resulted in failures to honour its international debt. In order to
promote France's influence BIC had, willingly, made advances to the State in excess of its share
capital, in addition to its commercial long term loans. By the end of 1921
losses had reduced the real assets to 500 MFr. The small BIC
had lacked expert management and links to the French industrial groups with
business in China. On 3 October 1922 the bank was placed under
administration and management (Société Française de Gérance de la B.I.C.)
under control of the French state.
Because of the bank scandal Berthelot was dismissed and
Pernotte was jailed for three years.
The creditors received bons
de répartition for the distribution of the proceeds from the sales of the
bank's assets. BIC agreed to pay all of its liabilities within 25 years. The branch offices in China were allowed to operate for the time being. In
1925 three French High Street banks and the the Chinese government founded
Banque Franco-Chinoise pour le Commerce et l'Industrie (Banque
Franco-Chinoise), which took over the remnants of BIC's operations. BIC
securities continued to be traded on the Paris stock exchange until 1934 in
the hope of some compensation for shareholders too (reportedly something was paid in 1935).
Legally the company was liquidated only in 1950.
The Franco-Chinese Bank was allowed to continue limited operation even in the
People's Republic and became in 1960 (at that time owned by the Banque
d'Indochine) the present Banque Française Commerciale Océan Indien, part
of the Société Générale. There is a lot of literature published about the
big financial adventure, the BIC.
THE SHARE CERTIFICATE
The Banque Industrielle de Chine's very decorative and exotic-looking share
certificate is printed by Creté, Paris. It is a masterpiece of design and nowadays the most common of the old Chinese-related papers on the

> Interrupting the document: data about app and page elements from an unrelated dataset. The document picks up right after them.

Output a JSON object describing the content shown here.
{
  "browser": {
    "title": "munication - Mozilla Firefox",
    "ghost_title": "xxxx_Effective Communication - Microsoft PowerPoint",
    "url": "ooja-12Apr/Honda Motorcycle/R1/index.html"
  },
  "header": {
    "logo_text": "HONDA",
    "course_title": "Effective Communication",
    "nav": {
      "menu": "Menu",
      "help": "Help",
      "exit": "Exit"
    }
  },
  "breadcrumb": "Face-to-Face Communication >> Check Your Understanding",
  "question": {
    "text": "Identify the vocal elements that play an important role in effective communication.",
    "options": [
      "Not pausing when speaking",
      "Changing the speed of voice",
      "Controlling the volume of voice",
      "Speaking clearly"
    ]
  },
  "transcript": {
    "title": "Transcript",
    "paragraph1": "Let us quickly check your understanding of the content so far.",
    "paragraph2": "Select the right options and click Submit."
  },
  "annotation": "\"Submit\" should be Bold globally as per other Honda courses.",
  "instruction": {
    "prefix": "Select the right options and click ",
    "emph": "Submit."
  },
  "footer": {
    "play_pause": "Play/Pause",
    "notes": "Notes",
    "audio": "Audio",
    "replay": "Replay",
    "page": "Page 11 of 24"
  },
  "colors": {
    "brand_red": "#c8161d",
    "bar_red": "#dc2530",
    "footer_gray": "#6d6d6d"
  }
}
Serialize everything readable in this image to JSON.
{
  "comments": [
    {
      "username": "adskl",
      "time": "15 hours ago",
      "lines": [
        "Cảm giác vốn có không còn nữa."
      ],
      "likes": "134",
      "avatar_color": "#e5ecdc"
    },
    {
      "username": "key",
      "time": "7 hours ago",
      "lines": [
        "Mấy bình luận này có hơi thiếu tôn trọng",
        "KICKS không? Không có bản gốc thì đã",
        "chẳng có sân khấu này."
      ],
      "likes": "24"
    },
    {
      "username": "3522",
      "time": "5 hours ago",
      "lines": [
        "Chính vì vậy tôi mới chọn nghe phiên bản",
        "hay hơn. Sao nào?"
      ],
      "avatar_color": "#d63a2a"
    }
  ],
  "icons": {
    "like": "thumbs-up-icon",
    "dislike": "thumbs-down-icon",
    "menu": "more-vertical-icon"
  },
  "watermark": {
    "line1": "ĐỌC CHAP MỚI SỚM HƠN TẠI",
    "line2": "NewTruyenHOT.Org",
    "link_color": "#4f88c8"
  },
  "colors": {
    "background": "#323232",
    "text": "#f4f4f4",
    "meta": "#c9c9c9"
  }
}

scripophily market. The price is
therefore easily affordable and the item is continuously available from many
sellers worldwide. In the centre Beijing's Temple of Heaven (Tian Tan) is
depicted. Guardian lions (Fu) are common in China. Behind their backs are
circular symbols of longevity (Shou). The dragons (Lóng) symbolize
The ordinary shares, illustrated above, are dated in 1913 #1–87 000
tot. 45 MFr, in 1919 #87 001–147 000 tot. now 75
1920 #147 001–297 000 tot. now 150 MFr. Most
of them are bearer (au porteur) shares. 60 000 new ordinary shares were
offered on 15 May 1919 at 515 Francs each and 150 000 new ordinary shares 28
November 1919 to 7 May 1920 at 665 Francs each (not fully paid). The
Chinese government on both occasions subscribed to its one third portion of the new issue. It
also held one third of the founder's shares, of which another one third was
owned by the British Peking Syndicate.
In addition there were 3 000
founder's shares 1913
#1–3 000, and they are not cheap today. There are also nominative
(non-bearer) certificates (those of the founder's shares numbered 1–1 000 and those
of the ordinary ones numbered 1–29 000, included in the previous figures); those
certificates are more expensive. The face value is 500 Francs each. The founder's shares
carried 6 votes
each and were entitled to 20 p.c. of the total annual dividend sum, while the
others only had 1 vote per 10 shares. Eg. in 1913 the latter had a total of only 8 700
votes against the founders' 18 000. The 500 Francs bon de
répartition (distribution note for creditor) of 1923 is also frequently seen on the
© G. Kock research 2010–2011.
Facebook Page. Web address of this page: